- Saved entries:
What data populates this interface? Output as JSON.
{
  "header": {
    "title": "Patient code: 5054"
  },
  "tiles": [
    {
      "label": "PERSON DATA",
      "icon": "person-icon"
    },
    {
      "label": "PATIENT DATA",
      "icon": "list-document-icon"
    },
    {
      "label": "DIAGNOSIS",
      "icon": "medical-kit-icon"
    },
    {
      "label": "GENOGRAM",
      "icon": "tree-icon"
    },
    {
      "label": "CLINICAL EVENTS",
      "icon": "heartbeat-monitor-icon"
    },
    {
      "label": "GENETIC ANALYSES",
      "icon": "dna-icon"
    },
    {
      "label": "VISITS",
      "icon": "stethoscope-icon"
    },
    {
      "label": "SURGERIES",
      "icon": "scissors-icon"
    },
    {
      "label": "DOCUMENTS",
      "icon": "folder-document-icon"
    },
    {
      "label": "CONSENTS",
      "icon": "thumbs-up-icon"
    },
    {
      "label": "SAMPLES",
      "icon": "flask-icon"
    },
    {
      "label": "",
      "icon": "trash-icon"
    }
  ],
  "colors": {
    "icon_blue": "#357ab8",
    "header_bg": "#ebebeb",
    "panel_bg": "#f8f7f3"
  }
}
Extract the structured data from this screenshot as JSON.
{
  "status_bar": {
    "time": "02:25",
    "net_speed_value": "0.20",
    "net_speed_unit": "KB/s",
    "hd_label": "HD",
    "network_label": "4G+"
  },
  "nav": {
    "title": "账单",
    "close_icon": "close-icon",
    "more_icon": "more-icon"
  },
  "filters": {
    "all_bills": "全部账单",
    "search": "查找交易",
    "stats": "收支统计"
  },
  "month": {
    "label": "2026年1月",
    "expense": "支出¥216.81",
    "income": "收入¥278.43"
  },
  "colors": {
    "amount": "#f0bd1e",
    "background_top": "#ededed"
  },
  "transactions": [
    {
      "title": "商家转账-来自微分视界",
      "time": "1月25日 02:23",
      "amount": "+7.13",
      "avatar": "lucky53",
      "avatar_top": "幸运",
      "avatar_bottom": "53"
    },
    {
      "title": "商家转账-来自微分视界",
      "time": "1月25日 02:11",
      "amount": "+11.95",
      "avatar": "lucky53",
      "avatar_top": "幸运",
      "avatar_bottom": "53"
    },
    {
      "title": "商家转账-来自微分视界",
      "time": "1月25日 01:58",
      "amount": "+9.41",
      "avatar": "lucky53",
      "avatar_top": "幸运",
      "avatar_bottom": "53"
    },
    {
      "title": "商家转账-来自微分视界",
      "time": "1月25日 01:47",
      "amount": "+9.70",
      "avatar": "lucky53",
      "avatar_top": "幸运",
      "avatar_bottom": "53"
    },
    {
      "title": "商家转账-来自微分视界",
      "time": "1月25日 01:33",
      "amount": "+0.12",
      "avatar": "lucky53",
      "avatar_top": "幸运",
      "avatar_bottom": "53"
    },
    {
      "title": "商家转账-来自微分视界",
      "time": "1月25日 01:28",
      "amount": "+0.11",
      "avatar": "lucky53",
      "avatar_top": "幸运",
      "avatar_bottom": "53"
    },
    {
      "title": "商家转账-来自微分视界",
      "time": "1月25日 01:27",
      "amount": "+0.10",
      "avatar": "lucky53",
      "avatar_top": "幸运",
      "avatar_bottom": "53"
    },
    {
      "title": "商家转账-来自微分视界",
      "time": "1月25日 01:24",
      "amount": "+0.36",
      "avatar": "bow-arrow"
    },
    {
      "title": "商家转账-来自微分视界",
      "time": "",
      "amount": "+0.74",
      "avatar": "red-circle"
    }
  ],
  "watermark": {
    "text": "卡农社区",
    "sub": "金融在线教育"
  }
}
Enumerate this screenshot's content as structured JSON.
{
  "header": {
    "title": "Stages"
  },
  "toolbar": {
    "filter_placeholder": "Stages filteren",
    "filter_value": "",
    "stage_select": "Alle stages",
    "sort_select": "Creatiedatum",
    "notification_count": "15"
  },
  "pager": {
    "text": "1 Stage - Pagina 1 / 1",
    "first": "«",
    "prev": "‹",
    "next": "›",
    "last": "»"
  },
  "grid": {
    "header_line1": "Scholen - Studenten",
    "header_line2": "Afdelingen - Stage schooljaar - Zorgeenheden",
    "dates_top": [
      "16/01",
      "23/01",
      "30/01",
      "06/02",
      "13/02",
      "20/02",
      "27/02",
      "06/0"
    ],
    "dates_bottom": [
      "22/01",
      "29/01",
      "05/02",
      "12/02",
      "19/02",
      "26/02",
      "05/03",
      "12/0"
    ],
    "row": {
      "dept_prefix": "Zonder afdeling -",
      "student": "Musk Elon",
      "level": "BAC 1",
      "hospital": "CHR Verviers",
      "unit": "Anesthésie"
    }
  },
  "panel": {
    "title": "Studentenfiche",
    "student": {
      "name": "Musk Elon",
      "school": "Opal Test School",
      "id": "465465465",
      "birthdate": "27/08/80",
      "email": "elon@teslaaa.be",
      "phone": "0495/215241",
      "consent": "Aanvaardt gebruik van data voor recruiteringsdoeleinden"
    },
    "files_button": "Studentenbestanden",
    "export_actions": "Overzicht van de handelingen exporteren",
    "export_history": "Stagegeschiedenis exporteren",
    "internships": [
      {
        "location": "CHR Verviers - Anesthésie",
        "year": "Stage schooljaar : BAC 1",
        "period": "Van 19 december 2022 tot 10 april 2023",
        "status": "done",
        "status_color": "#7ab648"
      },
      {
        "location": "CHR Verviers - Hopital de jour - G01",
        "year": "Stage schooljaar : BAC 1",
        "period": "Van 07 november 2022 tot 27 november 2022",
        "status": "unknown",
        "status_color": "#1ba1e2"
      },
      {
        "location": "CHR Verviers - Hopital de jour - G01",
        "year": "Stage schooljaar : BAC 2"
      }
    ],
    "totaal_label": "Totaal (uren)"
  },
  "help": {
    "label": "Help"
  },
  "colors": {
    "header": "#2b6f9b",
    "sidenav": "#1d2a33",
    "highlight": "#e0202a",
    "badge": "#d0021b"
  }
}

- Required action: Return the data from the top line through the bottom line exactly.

- The answer:
What data populates this interface? Output as JSON.
{
  "header": {
    "title": "Patient code: 5054"
  },
  "tiles": [
    {
      "label": "PERSON DATA",
      "icon": "person-icon"
    },
    {
      "label": "PATIENT DATA",
      "icon": "list-document-icon"
    },
    {
      "label": "DIAGNOSIS",
      "icon": "medical-kit-icon"
    },
    {
      "label": "GENOGRAM",
      "icon": "tree-icon"
    },
    {
      "label": "CLINICAL EVENTS",
      "icon": "heartbeat-monitor-icon"
    },
    {
      "label": "GENETIC ANALYSES",
      "icon": "dna-icon"
    },
    {
      "label": "VISITS",
      "icon": "stethoscope-icon"
    },
    {
      "label": "SURGERIES",
      "icon": "scissors-icon"
    },
    {
      "label": "DOCUMENTS",
      "icon": "folder-document-icon"
    },
    {
      "label": "CONSENTS",
      "icon": "thumbs-up-icon"
    },
    {
      "label": "SAMPLES",
      "icon": "flask-icon"
    },
    {
      "label": "",
      "icon": "trash-icon"
    }
  ],
  "colors": {
    "icon_blue": "#357ab8",
    "header_bg": "#ebebeb",
    "panel_bg": "#f8f7f3"
  }
}
Extract the structured data from this screenshot as JSON.
{
  "status_bar": {
    "time": "02:25",
    "net_speed_value": "0.20",
    "net_speed_unit": "KB/s",
    "hd_label": "HD",
    "network_label": "4G+"
  },
  "nav": {
    "title": "账单",
    "close_icon": "close-icon",
    "more_icon": "more-icon"
  },
  "filters": {
    "all_bills": "全部账单",
    "search": "查找交易",
    "stats": "收支统计"
  },
  "month": {
    "label": "2026年1月",
    "expense": "支出¥216.81",
    "income": "收入¥278.43"
  },
  "colors": {
    "amount": "#f0bd1e",
    "background_top": "#ededed"
  },
  "transactions": [
    {
      "title": "商家转账-来自微分视界",
      "time": "1月25日 02:23",
      "amount": "+7.13",
      "avatar": "lucky53",
      "avatar_top": "幸运",
      "avatar_bottom": "53"
    },
    {
      "title": "商家转账-来自微分视界",
      "time": "1月25日 02:11",
      "amount": "+11.95",
      "avatar": "lucky53",
      "avatar_top": "幸运",
      "avatar_bottom": "53"
    },
    {
      "title": "商家转账-来自微分视界",
      "time": "1月25日 01:58",
      "amount": "+9.41",
      "avatar": "lucky53",
      "avatar_top": "幸运",
      "avatar_bottom": "53"
    },
    {
      "title": "商家转账-来自微分视界",
      "time": "1月25日 01:47",
      "amount": "+9.70",
      "avatar": "lucky53",
      "avatar_top": "幸运",
      "avatar_bottom": "53"
    },
    {
      "title": "商家转账-来自微分视界",
      "time": "1月25日 01:33",
      "amount": "+0.12",
      "avatar": "lucky53",
      "avatar_top": "幸运",
      "avatar_bottom": "53"
    },
    {
      "title": "商家转账-来自微分视界",
      "time": "1月25日 01:28",
      "amount": "+0.11",
      "avatar": "lucky53",
      "avatar_top": "幸运",
      "avatar_bottom": "53"
    },
    {
      "title": "商家转账-来自微分视界",
      "time": "1月25日 01:27",
      "amount": "+0.10",
      "avatar": "lucky53",
      "avatar_top": "幸运",
      "avatar_bottom": "53"
    },
    {
      "title": "商家转账-来自微分视界",
      "time": "1月25日 01:24",
      "amount": "+0.36",
      "avatar": "bow-arrow"
    },
    {
      "title": "商家转账-来自微分视界",
      "time": "",
      "amount": "+0.74",
      "avatar": "red-circle"
    }
  ],
  "watermark": {
    "text": "卡农社区",
    "sub": "金融在线教育"
  }
}
Enumerate this screenshot's content as structured JSON.
{
  "header": {
    "title": "Stages"
  },
  "toolbar": {
    "filter_placeholder": "Stages filteren",
    "filter_value": "",
    "stage_select": "Alle stages",
    "sort_select": "Creatiedatum",
    "notification_count": "15"
  },
  "pager": {
    "text": "1 Stage - Pagina 1 / 1",
    "first": "«",
    "prev": "‹",
    "next": "›",
    "last": "»"
  },
  "grid": {
    "header_line1": "Scholen - Studenten",
    "header_line2": "Afdelingen - Stage schooljaar - Zorgeenheden",
    "dates_top": [
      "16/01",
      "23/01",
      "30/01",
      "06/02",
      "13/02",
      "20/02",
      "27/02",
      "06/0"
    ],
    "dates_bottom": [
      "22/01",
      "29/01",
      "05/02",
      "12/02",
      "19/02",
      "26/02",
      "05/03",
      "12/0"
    ],
    "row": {
      "dept_prefix": "Zonder afdeling -",
      "student": "Musk Elon",
      "level": "BAC 1",
      "hospital": "CHR Verviers",
      "unit": "Anesthésie"
    }
  },
  "panel": {
    "title": "Studentenfiche",
    "student": {
      "name": "Musk Elon",
      "school": "Opal Test School",
      "id": "465465465",
      "birthdate": "27/08/80",
      "email": "elon@teslaaa.be",
      "phone": "0495/215241",
      "consent": "Aanvaardt gebruik van data voor recruiteringsdoeleinden"
    },
    "files_button": "Studentenbestanden",
    "export_actions": "Overzicht van de handelingen exporteren",
    "export_history": "Stagegeschiedenis exporteren",
    "internships": [
      {
        "location": "CHR Verviers - Anesthésie",
        "year": "Stage schooljaar : BAC 1",
        "period": "Van 19 december 2022 tot 10 april 2023",
        "status": "done",
        "status_color": "#7ab648"
      },
      {
        "location": "CHR Verviers - Hopital de jour - G01",
        "year": "Stage schooljaar : BAC 1",
        "period": "Van 07 november 2022 tot 27 november 2022",
        "status": "unknown",
        "status_color": "#1ba1e2"
      },
      {
        "location": "CHR Verviers - Hopital de jour - G01",
        "year": "Stage schooljaar : BAC 2"
      }
    ],
    "totaal_label": "Totaal (uren)"
  },
  "help": {
    "label": "Help"
  },
  "colors": {
    "header": "#2b6f9b",
    "sidenav": "#1d2a33",
    "highlight": "#e0202a",
    "badge": "#d0021b"
  }
}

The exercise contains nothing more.